PROMPT
Copy all lines below that use the word "arrow".

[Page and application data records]
==========

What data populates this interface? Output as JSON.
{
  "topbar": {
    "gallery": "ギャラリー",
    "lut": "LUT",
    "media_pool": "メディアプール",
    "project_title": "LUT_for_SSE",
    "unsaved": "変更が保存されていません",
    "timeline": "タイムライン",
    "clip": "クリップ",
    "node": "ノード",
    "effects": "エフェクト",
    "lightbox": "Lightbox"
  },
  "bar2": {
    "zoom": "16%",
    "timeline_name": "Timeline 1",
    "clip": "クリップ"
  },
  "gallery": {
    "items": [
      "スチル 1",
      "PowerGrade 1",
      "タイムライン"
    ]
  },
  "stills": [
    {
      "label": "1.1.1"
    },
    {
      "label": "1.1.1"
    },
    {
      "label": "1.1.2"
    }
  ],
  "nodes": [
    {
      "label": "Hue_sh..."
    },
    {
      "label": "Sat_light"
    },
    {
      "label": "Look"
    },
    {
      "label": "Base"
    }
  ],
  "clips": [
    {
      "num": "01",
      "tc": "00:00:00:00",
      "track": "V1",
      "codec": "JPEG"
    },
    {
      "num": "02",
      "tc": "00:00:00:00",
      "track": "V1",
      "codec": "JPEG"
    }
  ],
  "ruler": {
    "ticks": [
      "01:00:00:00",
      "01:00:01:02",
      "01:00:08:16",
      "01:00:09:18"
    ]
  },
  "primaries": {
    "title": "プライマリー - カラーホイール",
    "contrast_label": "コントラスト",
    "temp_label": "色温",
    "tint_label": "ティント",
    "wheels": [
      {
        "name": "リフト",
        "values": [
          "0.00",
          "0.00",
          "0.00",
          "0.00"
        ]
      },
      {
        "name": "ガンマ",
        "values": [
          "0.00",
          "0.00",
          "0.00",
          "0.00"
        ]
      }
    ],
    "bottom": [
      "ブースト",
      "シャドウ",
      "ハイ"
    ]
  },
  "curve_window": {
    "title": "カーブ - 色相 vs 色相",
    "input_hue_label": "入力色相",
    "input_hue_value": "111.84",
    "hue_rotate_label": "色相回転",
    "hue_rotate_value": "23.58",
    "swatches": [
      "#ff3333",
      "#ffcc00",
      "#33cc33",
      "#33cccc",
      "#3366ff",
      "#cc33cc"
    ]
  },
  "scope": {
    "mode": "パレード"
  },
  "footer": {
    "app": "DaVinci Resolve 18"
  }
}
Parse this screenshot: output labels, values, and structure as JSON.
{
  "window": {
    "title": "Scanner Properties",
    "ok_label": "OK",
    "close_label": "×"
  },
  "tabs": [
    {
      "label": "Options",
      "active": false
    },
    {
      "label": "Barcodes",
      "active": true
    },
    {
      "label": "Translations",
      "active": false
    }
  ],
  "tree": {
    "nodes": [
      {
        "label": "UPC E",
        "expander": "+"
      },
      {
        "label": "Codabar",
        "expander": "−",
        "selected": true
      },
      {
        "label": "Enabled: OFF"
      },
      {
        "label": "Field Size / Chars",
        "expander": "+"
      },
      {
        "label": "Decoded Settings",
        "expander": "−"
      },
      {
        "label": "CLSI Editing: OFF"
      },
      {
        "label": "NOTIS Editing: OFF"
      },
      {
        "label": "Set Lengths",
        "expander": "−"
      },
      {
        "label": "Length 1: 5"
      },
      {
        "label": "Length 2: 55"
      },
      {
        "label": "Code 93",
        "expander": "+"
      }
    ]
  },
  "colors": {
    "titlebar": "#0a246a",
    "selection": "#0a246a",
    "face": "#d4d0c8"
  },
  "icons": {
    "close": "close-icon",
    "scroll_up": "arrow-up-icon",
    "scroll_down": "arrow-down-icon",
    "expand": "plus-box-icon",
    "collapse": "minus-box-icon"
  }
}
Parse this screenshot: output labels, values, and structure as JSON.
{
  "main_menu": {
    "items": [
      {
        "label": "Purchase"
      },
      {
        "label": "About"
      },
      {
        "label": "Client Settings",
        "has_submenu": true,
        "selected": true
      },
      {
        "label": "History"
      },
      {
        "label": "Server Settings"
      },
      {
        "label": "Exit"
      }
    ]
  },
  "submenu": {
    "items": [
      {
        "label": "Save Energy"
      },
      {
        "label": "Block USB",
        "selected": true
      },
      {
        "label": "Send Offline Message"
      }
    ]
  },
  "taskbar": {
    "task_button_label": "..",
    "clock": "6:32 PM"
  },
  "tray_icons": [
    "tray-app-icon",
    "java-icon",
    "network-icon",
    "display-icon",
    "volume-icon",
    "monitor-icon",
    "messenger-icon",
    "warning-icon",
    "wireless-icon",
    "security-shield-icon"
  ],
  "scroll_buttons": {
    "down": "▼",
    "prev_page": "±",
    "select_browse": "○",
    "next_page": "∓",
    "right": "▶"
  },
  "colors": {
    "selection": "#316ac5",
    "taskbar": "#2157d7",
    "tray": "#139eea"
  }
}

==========

RESPONSE AREA
    "scroll_up": "arrow-up-icon",
    "scroll_down": "arrow-down-icon",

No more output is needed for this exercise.